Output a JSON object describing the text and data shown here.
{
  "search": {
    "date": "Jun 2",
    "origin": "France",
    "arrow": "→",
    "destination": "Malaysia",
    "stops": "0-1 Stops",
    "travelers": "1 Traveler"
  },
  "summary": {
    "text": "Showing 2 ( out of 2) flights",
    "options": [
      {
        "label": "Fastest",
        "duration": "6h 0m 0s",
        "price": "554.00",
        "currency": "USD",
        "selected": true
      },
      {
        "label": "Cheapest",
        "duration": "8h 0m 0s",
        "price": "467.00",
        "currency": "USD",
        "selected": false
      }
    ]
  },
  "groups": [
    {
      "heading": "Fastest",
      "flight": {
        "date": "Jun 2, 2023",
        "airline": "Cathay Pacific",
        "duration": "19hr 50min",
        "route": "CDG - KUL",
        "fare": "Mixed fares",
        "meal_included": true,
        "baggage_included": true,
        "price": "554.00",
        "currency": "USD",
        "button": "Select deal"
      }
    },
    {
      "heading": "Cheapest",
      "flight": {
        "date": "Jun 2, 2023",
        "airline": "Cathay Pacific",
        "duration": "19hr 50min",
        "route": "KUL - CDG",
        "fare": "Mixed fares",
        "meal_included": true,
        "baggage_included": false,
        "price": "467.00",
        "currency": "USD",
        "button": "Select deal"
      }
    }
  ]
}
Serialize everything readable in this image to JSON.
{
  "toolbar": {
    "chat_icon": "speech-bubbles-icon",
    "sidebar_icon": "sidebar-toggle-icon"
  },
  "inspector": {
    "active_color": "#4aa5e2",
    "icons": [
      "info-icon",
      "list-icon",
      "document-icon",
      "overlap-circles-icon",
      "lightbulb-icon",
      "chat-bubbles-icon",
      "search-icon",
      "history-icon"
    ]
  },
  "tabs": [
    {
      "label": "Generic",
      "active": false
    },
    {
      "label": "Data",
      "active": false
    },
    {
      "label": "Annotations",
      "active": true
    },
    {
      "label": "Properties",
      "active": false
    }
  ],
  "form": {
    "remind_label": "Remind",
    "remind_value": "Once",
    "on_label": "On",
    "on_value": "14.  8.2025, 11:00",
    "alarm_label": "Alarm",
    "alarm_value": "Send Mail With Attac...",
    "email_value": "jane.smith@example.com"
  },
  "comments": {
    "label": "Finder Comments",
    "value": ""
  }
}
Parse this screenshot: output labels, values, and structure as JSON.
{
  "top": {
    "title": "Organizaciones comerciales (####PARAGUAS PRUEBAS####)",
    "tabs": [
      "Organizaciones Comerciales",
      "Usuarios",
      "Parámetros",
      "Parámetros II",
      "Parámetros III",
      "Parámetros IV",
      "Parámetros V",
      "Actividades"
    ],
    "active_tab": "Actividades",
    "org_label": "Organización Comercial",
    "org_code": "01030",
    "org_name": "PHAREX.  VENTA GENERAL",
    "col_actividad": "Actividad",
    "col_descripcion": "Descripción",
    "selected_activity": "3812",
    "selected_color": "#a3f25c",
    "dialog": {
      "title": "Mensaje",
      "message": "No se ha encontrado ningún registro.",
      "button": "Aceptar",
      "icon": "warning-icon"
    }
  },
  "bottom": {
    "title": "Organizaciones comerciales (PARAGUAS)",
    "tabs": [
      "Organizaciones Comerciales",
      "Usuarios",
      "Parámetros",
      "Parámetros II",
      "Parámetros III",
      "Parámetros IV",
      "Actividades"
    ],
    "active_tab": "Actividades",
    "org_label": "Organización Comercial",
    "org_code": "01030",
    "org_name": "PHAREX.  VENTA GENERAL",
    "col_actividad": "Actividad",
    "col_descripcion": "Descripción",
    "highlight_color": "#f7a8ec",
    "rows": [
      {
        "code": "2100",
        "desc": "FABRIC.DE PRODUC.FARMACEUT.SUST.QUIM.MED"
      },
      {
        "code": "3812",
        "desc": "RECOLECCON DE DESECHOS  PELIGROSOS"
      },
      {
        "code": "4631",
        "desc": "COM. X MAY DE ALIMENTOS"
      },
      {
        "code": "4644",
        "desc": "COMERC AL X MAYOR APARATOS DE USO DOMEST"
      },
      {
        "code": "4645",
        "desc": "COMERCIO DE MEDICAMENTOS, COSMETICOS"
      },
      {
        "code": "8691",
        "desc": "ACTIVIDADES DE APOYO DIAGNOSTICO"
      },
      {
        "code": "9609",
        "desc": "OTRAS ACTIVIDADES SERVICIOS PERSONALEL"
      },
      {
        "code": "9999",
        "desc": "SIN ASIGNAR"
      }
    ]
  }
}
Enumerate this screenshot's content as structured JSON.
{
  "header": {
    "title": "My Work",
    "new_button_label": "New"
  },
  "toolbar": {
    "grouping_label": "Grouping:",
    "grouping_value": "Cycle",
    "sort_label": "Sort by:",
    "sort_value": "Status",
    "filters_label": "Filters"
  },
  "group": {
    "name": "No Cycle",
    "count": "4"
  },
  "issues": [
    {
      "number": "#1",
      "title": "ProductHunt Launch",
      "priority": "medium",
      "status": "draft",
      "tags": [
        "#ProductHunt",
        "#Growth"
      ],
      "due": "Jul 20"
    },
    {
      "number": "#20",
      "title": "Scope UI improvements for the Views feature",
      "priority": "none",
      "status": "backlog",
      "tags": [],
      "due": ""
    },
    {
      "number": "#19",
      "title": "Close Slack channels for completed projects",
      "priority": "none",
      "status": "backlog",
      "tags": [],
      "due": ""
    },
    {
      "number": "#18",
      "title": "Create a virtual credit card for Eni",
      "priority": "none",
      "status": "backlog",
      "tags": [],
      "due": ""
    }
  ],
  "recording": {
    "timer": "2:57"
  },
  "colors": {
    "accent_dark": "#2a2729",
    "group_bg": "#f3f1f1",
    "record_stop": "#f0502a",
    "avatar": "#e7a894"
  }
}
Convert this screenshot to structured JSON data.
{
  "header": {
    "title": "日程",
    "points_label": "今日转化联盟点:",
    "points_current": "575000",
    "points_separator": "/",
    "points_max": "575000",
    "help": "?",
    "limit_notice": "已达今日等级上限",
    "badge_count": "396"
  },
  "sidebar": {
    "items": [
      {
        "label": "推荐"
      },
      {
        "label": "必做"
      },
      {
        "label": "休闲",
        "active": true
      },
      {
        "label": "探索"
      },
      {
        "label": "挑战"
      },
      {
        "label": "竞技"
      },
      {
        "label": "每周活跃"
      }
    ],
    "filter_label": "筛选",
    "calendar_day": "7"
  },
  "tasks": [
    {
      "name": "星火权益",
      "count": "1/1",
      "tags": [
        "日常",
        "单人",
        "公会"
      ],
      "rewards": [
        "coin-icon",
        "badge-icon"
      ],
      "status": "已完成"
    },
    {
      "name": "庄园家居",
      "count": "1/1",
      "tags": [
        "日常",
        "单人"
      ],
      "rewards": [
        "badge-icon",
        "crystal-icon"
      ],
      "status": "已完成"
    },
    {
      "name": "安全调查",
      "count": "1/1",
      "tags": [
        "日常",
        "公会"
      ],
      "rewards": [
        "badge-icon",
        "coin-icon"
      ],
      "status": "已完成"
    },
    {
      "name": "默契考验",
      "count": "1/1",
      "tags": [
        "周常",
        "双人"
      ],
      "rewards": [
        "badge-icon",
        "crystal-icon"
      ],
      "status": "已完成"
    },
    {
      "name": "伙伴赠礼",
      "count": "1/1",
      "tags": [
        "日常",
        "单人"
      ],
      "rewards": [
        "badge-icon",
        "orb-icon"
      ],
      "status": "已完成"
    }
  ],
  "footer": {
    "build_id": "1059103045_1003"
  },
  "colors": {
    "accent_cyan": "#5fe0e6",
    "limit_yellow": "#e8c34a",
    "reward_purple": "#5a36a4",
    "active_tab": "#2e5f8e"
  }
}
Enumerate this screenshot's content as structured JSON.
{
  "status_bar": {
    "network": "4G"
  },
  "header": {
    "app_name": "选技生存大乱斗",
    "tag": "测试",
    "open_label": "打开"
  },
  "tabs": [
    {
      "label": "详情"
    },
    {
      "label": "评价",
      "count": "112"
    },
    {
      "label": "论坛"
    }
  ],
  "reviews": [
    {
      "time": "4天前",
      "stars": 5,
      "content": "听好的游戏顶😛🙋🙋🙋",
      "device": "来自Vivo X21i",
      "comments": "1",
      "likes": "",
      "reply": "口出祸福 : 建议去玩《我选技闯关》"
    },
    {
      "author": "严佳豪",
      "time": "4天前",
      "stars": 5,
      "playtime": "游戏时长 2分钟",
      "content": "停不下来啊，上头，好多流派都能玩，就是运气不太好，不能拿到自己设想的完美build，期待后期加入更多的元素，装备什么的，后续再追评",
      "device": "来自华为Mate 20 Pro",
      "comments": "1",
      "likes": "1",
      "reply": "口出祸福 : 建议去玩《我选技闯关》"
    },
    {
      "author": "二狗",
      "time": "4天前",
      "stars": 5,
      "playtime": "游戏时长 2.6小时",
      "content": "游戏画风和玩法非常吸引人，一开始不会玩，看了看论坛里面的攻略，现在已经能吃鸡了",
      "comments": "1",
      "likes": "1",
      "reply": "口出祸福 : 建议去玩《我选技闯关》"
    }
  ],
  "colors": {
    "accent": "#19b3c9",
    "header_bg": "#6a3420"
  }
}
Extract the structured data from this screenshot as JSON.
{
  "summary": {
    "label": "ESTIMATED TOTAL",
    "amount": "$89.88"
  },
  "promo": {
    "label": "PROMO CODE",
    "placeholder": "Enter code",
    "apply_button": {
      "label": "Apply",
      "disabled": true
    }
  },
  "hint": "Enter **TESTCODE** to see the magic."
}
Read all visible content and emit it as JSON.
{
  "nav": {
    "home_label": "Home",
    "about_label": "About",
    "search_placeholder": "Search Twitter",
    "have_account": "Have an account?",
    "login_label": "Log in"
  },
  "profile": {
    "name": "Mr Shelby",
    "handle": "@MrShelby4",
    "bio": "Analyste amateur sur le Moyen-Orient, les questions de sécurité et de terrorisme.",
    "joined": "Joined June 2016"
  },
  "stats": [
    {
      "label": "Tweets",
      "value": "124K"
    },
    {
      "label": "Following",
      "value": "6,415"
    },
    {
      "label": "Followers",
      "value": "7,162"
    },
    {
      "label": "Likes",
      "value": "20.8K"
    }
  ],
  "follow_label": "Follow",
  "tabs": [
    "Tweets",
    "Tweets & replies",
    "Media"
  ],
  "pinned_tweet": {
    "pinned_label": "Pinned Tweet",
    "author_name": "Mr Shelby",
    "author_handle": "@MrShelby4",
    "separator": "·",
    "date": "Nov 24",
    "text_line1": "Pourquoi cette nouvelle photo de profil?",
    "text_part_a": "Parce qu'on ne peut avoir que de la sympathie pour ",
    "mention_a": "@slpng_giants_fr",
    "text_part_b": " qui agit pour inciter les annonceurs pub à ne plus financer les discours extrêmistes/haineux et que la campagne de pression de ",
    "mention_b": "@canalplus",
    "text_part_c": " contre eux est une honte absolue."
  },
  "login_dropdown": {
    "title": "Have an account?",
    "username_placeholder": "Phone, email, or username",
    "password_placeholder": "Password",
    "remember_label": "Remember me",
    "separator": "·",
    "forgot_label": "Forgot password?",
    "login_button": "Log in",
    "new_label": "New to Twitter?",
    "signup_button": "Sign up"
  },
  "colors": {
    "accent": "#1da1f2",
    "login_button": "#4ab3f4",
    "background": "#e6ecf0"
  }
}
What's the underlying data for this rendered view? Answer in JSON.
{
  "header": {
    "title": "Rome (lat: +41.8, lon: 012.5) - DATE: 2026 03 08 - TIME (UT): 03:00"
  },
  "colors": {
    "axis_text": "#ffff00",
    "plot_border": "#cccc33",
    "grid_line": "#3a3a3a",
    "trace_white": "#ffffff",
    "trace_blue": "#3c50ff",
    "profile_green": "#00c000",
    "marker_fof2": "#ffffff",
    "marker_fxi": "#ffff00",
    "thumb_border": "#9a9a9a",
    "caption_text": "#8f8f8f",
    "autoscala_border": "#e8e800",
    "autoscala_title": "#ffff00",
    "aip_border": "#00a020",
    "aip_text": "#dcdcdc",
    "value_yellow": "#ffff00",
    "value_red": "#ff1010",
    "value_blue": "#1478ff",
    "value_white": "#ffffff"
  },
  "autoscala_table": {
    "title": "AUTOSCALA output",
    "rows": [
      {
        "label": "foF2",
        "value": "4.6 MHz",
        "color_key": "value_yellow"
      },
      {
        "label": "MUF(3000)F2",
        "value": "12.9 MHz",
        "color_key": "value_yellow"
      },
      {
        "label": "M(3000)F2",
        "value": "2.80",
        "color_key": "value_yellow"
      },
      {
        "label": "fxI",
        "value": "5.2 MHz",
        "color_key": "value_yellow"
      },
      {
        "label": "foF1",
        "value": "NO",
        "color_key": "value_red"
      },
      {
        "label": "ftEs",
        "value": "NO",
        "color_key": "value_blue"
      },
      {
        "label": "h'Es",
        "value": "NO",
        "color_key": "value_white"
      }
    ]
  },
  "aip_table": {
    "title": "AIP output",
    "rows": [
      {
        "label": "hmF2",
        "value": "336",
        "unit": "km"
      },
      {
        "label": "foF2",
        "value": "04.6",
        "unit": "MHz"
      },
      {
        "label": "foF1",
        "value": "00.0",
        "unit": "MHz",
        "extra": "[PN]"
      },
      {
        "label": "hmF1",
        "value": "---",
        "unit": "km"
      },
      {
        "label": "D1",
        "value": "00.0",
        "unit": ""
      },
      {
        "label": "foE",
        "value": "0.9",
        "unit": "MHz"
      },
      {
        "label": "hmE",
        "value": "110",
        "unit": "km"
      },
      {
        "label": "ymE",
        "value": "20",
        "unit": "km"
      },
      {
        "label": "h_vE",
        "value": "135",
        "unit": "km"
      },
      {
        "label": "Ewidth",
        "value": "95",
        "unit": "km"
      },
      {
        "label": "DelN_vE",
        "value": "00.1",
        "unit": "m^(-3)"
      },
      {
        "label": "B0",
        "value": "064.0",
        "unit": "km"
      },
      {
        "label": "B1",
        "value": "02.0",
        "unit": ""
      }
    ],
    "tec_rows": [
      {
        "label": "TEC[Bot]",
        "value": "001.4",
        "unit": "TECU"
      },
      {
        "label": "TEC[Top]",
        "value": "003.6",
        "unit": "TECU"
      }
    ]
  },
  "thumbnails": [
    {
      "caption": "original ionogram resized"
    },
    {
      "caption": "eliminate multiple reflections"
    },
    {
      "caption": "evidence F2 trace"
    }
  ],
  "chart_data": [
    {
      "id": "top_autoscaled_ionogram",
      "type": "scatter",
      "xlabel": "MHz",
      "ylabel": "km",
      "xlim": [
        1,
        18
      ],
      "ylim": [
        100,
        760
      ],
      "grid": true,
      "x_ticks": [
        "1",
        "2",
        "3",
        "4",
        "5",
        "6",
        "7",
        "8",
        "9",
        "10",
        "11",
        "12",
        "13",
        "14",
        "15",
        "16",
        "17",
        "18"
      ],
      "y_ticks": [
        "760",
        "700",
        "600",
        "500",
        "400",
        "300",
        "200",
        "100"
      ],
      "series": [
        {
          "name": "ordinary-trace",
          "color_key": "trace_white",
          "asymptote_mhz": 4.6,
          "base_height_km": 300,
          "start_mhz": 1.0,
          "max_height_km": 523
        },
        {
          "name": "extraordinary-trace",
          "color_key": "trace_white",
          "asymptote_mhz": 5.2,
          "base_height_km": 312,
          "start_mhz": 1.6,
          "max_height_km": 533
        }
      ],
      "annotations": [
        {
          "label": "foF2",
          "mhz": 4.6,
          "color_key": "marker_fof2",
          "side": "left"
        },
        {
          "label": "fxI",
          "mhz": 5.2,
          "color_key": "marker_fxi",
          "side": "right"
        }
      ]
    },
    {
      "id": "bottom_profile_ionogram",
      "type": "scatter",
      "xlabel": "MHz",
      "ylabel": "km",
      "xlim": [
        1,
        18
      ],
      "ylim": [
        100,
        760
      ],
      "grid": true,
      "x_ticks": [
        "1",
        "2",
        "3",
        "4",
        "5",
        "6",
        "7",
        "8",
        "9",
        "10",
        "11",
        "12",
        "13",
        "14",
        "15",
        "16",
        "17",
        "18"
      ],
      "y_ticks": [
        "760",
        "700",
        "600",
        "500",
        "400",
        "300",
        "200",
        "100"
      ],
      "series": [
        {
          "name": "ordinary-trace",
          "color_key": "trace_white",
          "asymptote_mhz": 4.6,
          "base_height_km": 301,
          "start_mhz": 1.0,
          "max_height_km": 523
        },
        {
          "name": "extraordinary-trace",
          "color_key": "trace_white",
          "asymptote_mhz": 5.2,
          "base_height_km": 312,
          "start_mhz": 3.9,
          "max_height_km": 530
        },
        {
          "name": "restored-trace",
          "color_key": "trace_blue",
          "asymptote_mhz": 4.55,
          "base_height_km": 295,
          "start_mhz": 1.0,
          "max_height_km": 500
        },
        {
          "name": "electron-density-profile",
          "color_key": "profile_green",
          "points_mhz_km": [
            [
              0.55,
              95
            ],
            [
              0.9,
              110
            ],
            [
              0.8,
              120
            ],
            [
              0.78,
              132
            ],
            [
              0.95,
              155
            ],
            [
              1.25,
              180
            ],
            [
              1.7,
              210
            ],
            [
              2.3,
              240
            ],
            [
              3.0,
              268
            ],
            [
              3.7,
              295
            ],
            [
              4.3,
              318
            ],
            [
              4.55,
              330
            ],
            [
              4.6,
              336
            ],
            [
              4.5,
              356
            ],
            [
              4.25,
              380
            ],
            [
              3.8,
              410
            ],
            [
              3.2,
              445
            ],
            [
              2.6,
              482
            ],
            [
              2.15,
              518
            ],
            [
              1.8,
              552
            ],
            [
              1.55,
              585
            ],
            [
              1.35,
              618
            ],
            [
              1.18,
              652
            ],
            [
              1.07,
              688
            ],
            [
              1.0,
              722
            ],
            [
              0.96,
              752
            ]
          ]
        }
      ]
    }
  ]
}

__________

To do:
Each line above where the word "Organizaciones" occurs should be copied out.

Your response:
    "title": "Organizaciones comerciales (####PARAGUAS PRUEBAS####)",
      "Organizaciones Comerciales",
    "title": "Organizaciones comerciales (PARAGUAS)",
      "Organizaciones Comerciales",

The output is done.